The celebrity college admissions scandal has been one of the wildest and most confusing stories in recent memory. A-list actors like Felicity Huffman and Lori Loughlin were found to have allegedly bribed their way into getting their kids into elite colleges. While Huffman immediately pled guilty and served a quick 11-day prison sentence, Full House star Lori Loughlin — along with her husband, designer Mossimo Giannulli — pushed back against the charges.
Both Loughlin and Giannulli were sentenced on Friday to serve time in prison, and they’ll be locked up for different lengths of time for differing levels of involvement in the scandal.
Who is involved in the college admissions scandal?

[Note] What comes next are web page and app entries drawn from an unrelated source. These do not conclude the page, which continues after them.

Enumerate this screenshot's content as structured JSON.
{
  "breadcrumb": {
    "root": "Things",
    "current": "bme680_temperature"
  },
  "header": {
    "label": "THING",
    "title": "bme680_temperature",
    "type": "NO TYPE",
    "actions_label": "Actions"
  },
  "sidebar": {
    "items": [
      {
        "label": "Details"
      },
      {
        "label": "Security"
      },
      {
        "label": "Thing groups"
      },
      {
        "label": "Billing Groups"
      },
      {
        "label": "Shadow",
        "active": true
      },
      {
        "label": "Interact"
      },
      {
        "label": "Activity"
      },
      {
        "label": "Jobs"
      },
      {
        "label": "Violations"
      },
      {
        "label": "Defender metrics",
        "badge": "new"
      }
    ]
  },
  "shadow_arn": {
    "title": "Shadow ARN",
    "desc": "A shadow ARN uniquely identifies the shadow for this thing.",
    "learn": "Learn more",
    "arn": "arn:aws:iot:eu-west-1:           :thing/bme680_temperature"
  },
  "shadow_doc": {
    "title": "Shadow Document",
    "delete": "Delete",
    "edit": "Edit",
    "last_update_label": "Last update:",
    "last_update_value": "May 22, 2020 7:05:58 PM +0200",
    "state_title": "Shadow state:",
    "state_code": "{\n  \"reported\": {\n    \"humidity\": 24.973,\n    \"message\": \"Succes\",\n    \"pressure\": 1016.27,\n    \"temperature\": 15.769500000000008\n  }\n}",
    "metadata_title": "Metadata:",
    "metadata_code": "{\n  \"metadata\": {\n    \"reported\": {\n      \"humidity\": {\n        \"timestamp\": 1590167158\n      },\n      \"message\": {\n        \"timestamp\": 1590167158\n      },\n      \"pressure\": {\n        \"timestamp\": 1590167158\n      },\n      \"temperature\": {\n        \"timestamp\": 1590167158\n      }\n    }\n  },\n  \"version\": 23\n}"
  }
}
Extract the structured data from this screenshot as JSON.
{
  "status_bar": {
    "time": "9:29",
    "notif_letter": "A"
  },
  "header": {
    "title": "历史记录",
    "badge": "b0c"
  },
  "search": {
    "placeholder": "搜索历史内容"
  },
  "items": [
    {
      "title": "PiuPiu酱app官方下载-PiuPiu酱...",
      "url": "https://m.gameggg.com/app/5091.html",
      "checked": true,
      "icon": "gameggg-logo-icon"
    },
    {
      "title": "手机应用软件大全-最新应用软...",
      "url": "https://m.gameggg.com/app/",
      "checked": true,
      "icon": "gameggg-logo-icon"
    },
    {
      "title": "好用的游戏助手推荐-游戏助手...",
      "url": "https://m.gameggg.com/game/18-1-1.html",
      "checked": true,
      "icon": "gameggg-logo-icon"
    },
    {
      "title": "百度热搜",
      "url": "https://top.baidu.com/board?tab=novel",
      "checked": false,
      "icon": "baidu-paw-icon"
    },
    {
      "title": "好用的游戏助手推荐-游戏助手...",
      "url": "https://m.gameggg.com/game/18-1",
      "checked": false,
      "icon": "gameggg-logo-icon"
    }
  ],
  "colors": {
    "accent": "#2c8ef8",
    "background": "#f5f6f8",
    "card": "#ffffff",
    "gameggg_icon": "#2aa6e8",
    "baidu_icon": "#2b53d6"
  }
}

While Felicity Huffman and Lori Loughlin are the most recognizable names in the college admissions bribery scandal, there are many other players in the intricate scheme. Everyone involved had different roles; for example, some sports coaches helped pass off the parents’ children as athletes with scholarships, and some university officials would help fake the children’s grades and standardized test scores. Over 30 parents face felony conspiracy charges, as well as more than 20 officials from various prestigious universities like Yale, Stanford, and Georgetown. Many of the parents are CEOs of large companies.
Who is Mossimo Giannulli?
Mossimo Gianulli is a designer most known for his Mossimo label. He married Lori Loughlin in 1997, and they had two daughters together: Isabella Rose and Olivia Jade. Their daughters — specifically college-age Olivia — were at the center of the scandal when it was revealed that her parents had paid over $500,000 to help get her into the University of Southern California as fake crew rowing recruits.
What was Mossimo Giannulli’s role in the scandal?
In the virtual sentencing hearing on Friday, prosecutors confronted Giannulli about his “complete disregard for right and wrong” and allowing “his daughters to become complicit” in the scandal. Giannulli was instrumental in getting the lies around his daughters to work: he lied to school administrators about his daughters being rowing prodigies, and even got them to pose for fake rowing photos and copying them on emails about the crimes. When his daughter’s high school guidance counselor became suspicious about what was going on, Giannulli reportedly stormed into the counselor’s office to intimidate them.
“I deeply regret the harm that my actions have caused my daughters, my wife, and others,” Giannulli said emotionally in the hearing. “I take full responsibility for my conduct. I’m ready to accept the consequences and move forward with the lessons I learned from this experience.”
How long will Mossimo Giannulli’s sentence be?
Both Giannulli and Loughlin originally pled not guilty last year, which carried a potential sentence of up to 50 years in prison on various charges if proven guilty. They retracted their pleas earlier this year and pled guilty, significantly reducing their sentences.
A federal judge sentenced Loughlin on Friday to two months in prison, a $150,000 fine, 100 hours of community service, and two years of supervision after her release. Because of his personal involvement in the scheme, Giannulli was sentenced to five months in prison, a $250,000 fine, 250 hours of community service, and two years of supervised release.